→ **PROBLEM DETAILS**:
Return all of the entries, keeping every word and mark as it is.

[Records from a data collection]
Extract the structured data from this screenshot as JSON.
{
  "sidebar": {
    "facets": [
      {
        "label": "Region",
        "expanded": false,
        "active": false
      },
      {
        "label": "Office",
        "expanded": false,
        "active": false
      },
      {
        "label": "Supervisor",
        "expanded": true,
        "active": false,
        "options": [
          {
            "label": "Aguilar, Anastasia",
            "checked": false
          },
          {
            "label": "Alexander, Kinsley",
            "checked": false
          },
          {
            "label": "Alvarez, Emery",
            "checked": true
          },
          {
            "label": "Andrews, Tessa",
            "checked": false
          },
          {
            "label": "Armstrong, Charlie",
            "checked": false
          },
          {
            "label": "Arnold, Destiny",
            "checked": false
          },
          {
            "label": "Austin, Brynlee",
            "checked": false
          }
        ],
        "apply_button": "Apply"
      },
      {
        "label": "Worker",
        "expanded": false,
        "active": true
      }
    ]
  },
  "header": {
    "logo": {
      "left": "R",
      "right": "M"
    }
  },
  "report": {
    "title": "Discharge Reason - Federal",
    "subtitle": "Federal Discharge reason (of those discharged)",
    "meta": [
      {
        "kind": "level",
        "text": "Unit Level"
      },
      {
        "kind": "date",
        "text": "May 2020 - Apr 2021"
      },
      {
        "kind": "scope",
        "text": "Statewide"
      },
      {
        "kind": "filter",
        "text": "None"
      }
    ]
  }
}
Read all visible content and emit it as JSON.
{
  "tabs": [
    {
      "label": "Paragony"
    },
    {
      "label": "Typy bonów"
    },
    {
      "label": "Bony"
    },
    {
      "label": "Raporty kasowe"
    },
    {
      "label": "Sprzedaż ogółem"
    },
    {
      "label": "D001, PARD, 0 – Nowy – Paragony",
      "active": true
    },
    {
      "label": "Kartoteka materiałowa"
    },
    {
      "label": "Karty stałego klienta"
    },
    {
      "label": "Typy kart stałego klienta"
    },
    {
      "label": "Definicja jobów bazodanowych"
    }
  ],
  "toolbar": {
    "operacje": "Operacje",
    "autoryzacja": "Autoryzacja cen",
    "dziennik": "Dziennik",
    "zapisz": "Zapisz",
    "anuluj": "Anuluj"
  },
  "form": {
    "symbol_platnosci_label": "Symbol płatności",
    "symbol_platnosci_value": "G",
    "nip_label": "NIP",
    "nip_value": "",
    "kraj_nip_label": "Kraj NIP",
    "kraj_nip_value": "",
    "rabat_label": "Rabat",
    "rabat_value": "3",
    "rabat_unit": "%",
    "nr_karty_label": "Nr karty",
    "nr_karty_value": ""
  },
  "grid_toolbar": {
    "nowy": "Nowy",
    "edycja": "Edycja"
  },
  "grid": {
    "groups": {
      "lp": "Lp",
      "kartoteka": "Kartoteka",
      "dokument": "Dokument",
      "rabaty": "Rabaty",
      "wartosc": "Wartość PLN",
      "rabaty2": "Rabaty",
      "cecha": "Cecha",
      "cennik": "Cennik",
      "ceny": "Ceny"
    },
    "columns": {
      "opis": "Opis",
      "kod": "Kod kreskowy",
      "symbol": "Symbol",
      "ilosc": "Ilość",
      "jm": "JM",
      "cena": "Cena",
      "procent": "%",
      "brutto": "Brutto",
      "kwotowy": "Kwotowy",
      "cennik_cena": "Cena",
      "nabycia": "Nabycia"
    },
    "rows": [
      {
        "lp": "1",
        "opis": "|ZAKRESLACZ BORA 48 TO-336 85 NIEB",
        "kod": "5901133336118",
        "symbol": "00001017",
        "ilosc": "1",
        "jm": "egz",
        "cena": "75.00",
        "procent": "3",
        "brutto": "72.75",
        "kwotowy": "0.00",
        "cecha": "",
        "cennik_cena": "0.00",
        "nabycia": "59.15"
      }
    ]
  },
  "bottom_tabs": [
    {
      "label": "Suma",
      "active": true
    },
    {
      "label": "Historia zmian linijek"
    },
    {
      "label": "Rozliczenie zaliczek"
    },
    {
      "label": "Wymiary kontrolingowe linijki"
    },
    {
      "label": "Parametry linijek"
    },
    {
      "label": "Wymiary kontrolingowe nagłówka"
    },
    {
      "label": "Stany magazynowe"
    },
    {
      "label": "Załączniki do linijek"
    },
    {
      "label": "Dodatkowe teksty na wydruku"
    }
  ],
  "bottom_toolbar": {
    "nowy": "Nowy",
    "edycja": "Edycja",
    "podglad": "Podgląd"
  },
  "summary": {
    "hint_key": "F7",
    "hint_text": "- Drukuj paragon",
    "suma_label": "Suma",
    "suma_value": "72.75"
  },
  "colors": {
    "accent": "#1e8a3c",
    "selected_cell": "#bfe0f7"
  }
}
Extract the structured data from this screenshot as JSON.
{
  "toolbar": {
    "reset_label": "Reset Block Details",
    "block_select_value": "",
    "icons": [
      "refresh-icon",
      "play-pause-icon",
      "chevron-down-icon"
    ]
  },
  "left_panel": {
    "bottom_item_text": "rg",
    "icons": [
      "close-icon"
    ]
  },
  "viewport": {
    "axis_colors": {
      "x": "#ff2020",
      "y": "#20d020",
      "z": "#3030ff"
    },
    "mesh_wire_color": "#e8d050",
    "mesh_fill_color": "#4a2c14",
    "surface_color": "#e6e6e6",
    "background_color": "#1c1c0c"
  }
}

→ **RESPONSE FOR THIS EXERCISE**:
Extract the structured data from this screenshot as JSON.
{
  "sidebar": {
    "facets": [
      {
        "label": "Region",
        "expanded": false,
        "active": false
      },
      {
        "label": "Office",
        "expanded": false,
        "active": false
      },
      {
        "label": "Supervisor",
        "expanded": true,
        "active": false,
        "options": [
          {
            "label": "Aguilar, Anastasia",
            "checked": false
          },
          {
            "label": "Alexander, Kinsley",
            "checked": false
          },
          {
            "label": "Alvarez, Emery",
            "checked": true
          },
          {
            "label": "Andrews, Tessa",
            "checked": false
          },
          {
            "label": "Armstrong, Charlie",
            "checked": false
          },
          {
            "label": "Arnold, Destiny",
            "checked": false
          },
          {
            "label": "Austin, Brynlee",
            "checked": false
          }
        ],
        "apply_button": "Apply"
      },
      {
        "label": "Worker",
        "expanded": false,
        "active": true
      }
    ]
  },
  "header": {
    "logo": {
      "left": "R",
      "right": "M"
    }
  },
  "report": {
    "title": "Discharge Reason - Federal",
    "subtitle": "Federal Discharge reason (of those discharged)",
    "meta": [
      {
        "kind": "level",
        "text": "Unit Level"
      },
      {
        "kind": "date",
        "text": "May 2020 - Apr 2021"
      },
      {
        "kind": "scope",
        "text": "Statewide"
      },
      {
        "kind": "filter",
        "text": "None"
      }
    ]
  }
}
Read all visible content and emit it as JSON.
{
  "tabs": [
    {
      "label": "Paragony"
    },
    {
      "label": "Typy bonów"
    },
    {
      "label": "Bony"
    },
    {
      "label": "Raporty kasowe"
    },
    {
      "label": "Sprzedaż ogółem"
    },
    {
      "label": "D001, PARD, 0 – Nowy – Paragony",
      "active": true
    },
    {
      "label": "Kartoteka materiałowa"
    },
    {
      "label": "Karty stałego klienta"
    },
    {
      "label": "Typy kart stałego klienta"
    },
    {
      "label": "Definicja jobów bazodanowych"
    }
  ],
  "toolbar": {
    "operacje": "Operacje",
    "autoryzacja": "Autoryzacja cen",
    "dziennik": "Dziennik",
    "zapisz": "Zapisz",
    "anuluj": "Anuluj"
  },
  "form": {
    "symbol_platnosci_label": "Symbol płatności",
    "symbol_platnosci_value": "G",
    "nip_label": "NIP",
    "nip_value": "",
    "kraj_nip_label": "Kraj NIP",
    "kraj_nip_value": "",
    "rabat_label": "Rabat",
    "rabat_value": "3",
    "rabat_unit": "%",
    "nr_karty_label": "Nr karty",
    "nr_karty_value": ""
  },
  "grid_toolbar": {
    "nowy": "Nowy",
    "edycja": "Edycja"
  },
  "grid": {
    "groups": {
      "lp": "Lp",
      "kartoteka": "Kartoteka",
      "dokument": "Dokument",
      "rabaty": "Rabaty",
      "wartosc": "Wartość PLN",
      "rabaty2": "Rabaty",
      "cecha": "Cecha",
      "cennik": "Cennik",
      "ceny": "Ceny"
    },
    "columns": {
      "opis": "Opis",
      "kod": "Kod kreskowy",
      "symbol": "Symbol",
      "ilosc": "Ilość",
      "jm": "JM",
      "cena": "Cena",
      "procent": "%",
      "brutto": "Brutto",
      "kwotowy": "Kwotowy",
      "cennik_cena": "Cena",
      "nabycia": "Nabycia"
    },
    "rows": [
      {
        "lp": "1",
        "opis": "|ZAKRESLACZ BORA 48 TO-336 85 NIEB",
        "kod": "5901133336118",
        "symbol": "00001017",
        "ilosc": "1",
        "jm": "egz",
        "cena": "75.00",
        "procent": "3",
        "brutto": "72.75",
        "kwotowy": "0.00",
        "cecha": "",
        "cennik_cena": "0.00",
        "nabycia": "59.15"
      }
    ]
  },
  "bottom_tabs": [
    {
      "label": "Suma",
      "active": true
    },
    {
      "label": "Historia zmian linijek"
    },
    {
      "label": "Rozliczenie zaliczek"
    },
    {
      "label": "Wymiary kontrolingowe linijki"
    },
    {
      "label": "Parametry linijek"
    },
    {
      "label": "Wymiary kontrolingowe nagłówka"
    },
    {
      "label": "Stany magazynowe"
    },
    {
      "label": "Załączniki do linijek"
    },
    {
      "label": "Dodatkowe teksty na wydruku"
    }
  ],
  "bottom_toolbar": {
    "nowy": "Nowy",
    "edycja": "Edycja",
    "podglad": "Podgląd"
  },
  "summary": {
    "hint_key": "F7",
    "hint_text": "- Drukuj paragon",
    "suma_label": "Suma",
    "suma_value": "72.75"
  },
  "colors": {
    "accent": "#1e8a3c",
    "selected_cell": "#bfe0f7"
  }
}
Extract the structured data from this screenshot as JSON.
{
  "toolbar": {
    "reset_label": "Reset Block Details",
    "block_select_value": "",
    "icons": [
      "refresh-icon",
      "play-pause-icon",
      "chevron-down-icon"
    ]
  },
  "left_panel": {
    "bottom_item_text": "rg",
    "icons": [
      "close-icon"
    ]
  },
  "viewport": {
    "axis_colors": {
      "x": "#ff2020",
      "y": "#20d020",
      "z": "#3030ff"
    },
    "mesh_wire_color": "#e8d050",
    "mesh_fill_color": "#4a2c14",
    "surface_color": "#e6e6e6",
    "background_color": "#1c1c0c"
  }
}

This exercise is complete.